Corridors are common, not defining..

A mate said in Scifi n'ames have a'pos'troph'es :)

More useful we discussed the firepower a modern or scifi soldier faces, and to reflect this drafted the following rule:-

[i] While games are generally played on flat tabletops in real life most flat terrain has small undulations. In military circles such dips and rises are termed "microterrain". When under fire infantry movement is often a mixture of hugging microterrain and sprinting across open spaces.
Infantry on foot can use a mode of movement known as "Tactical movement". Beasts with a sufficient level of inteligence may also be allowed to use Tactical movement. Sufficient level of inteligence would mean a creature that understands firearms, not a simple animal. A Hornagaunt can use tactical movement. A Zoat could not since its body is not suited to crawling. Tactical movement can only be used by Infantry and inteligent beasts on foot and capable of crawling.
Moving tactically makes a figure -1 to target until their next movement phase.
Irrespective of normal move allowance tactical movement is D6" rolled for each unit. The rolled distance is subject to usual penalties for difficult and very difficult terrain.
Because the fighter has to pay more attention to where they are moving all shots or throws they make in the rest of the turn are at -1 penalty.
A unit can begin or end a tactical move either standing or prone.
The GM can rule that terrain such as undamaged highways or landing pads are too flat to allow tactical movement.
Models carrying Standards, Ladders, Battering rams, other models or similar very bulky items or helping carry them cannot use tactical movement.[/i]

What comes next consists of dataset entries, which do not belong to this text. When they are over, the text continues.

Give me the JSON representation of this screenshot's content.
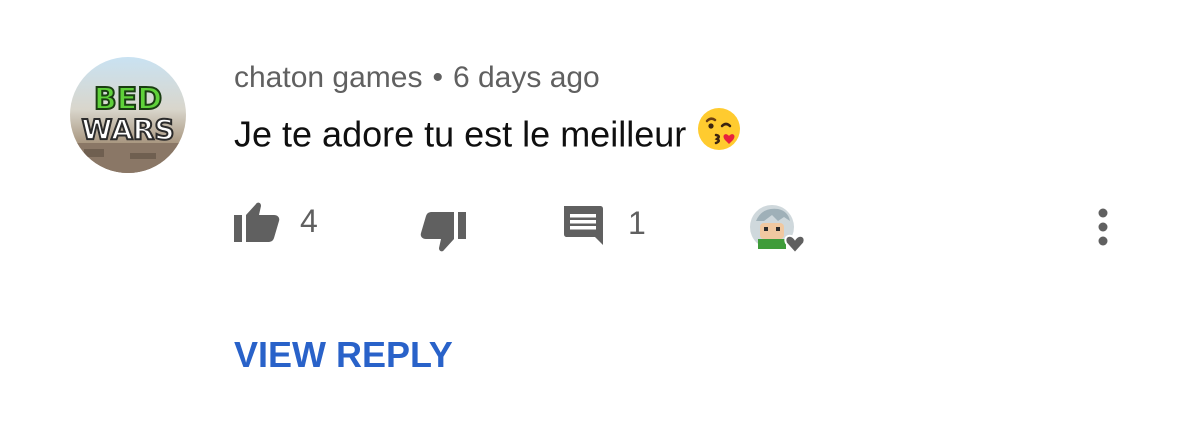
{
  "comment": {
    "author": "chaton games",
    "separator": "•",
    "time": "6 days ago",
    "text": "Je te adore tu est le meilleur",
    "emoji": "kissing-face-icon"
  },
  "avatar": {
    "line1": "BED",
    "line2": "WARS"
  },
  "actions": {
    "like_count": "4",
    "reply_count": "1"
  },
  "view_reply_label": "VIEW REPLY",
  "colors": {
    "meta": "#606060",
    "text": "#0f0f0f",
    "icon": "#606060",
    "link": "#2962c9",
    "avatar_logo": "#5fd13a"
  }
}
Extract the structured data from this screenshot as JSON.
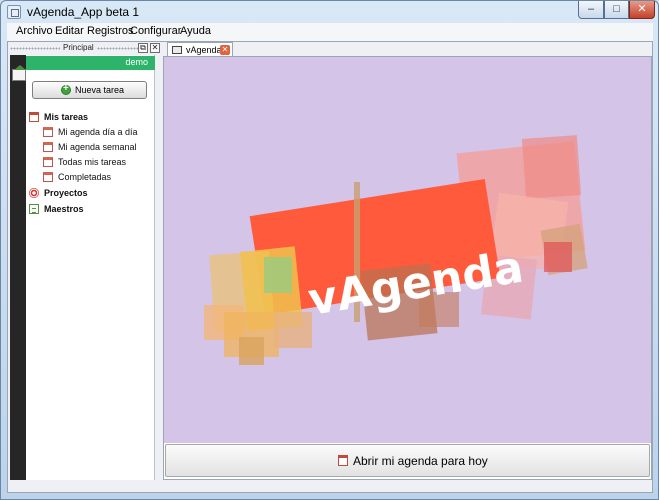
{
  "window": {
    "title": "vAgenda_App beta 1",
    "controls": {
      "minimize": "–",
      "maximize": "□",
      "close": "✕"
    }
  },
  "menubar": {
    "items": [
      "Archivo",
      "Editar",
      "Registros",
      "Configurar",
      "Ayuda"
    ]
  },
  "dock": {
    "title": "Principal",
    "float_glyph": "⧉",
    "close_glyph": "✕",
    "user": "demo",
    "new_task_label": "Nueva tarea",
    "tree": [
      {
        "label": "Mis tareas",
        "icon": "calendar-icon"
      },
      {
        "label": "Mi agenda día a día",
        "icon": "calendar-icon"
      },
      {
        "label": "Mi agenda semanal",
        "icon": "calendar-icon"
      },
      {
        "label": "Todas mis tareas",
        "icon": "calendar-icon"
      },
      {
        "label": "Completadas",
        "icon": "calendar-icon"
      },
      {
        "label": "Proyectos",
        "icon": "target-icon"
      },
      {
        "label": "Maestros",
        "icon": "document-icon"
      }
    ]
  },
  "tabs": [
    {
      "label": "vAgenda",
      "close_glyph": "✕"
    }
  ],
  "splash": {
    "logo_text": "vAgenda",
    "background_color": "#d3c4e8",
    "banner_color": "#ff5a3c"
  },
  "actions": {
    "open_today_label": "Abrir mi agenda para hoy"
  }
}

I've been playing some 15mm WWII recently with a ruleset called CrossFire, which uses neither rulers, nor fixed game turns. These rules talk exactly about this - the fact that an trained infantryman looks at apparantly flat gound and sees it very differently to most people, because all of those little humps and bumps, rises and falls can means the difference between life and death in a battle.

The rule you describe covers this nicely, I think, for the scale you're rules are at - in that it should really only be regular infantry on foot (or appropraite creatures) that should be able to do this. You might also want to exclude certain bulkier armours from being able to do this.

Actually military writers like Poole bemoan the fact that German, Russian and oriental troops make great use of microterrain while US troops don't.

To simplify things I'll add it as a general rule, although there is always the option that certain primative, inexperianced or poorly trained units cannot use tactical movement if the GM rules it so. I can see certain macho units not using this

(Sorry about the double post CM -was using a very slow PDA that seems to have wanted to overcompensate!)

So Keeper, I'm guessing you're thinking Terminators don't get tactical movement since they don't get to pursue either?

phil

Exactly. You're hardly going to crawl and dash from bump to hump, half on your belly, across a battlefield if you're wearing TTDA. More to the point, you're not going to be able to. Same if you're wearing full-plate or your army just doesn't fight that way (like any Napolionic Infantry, for example!).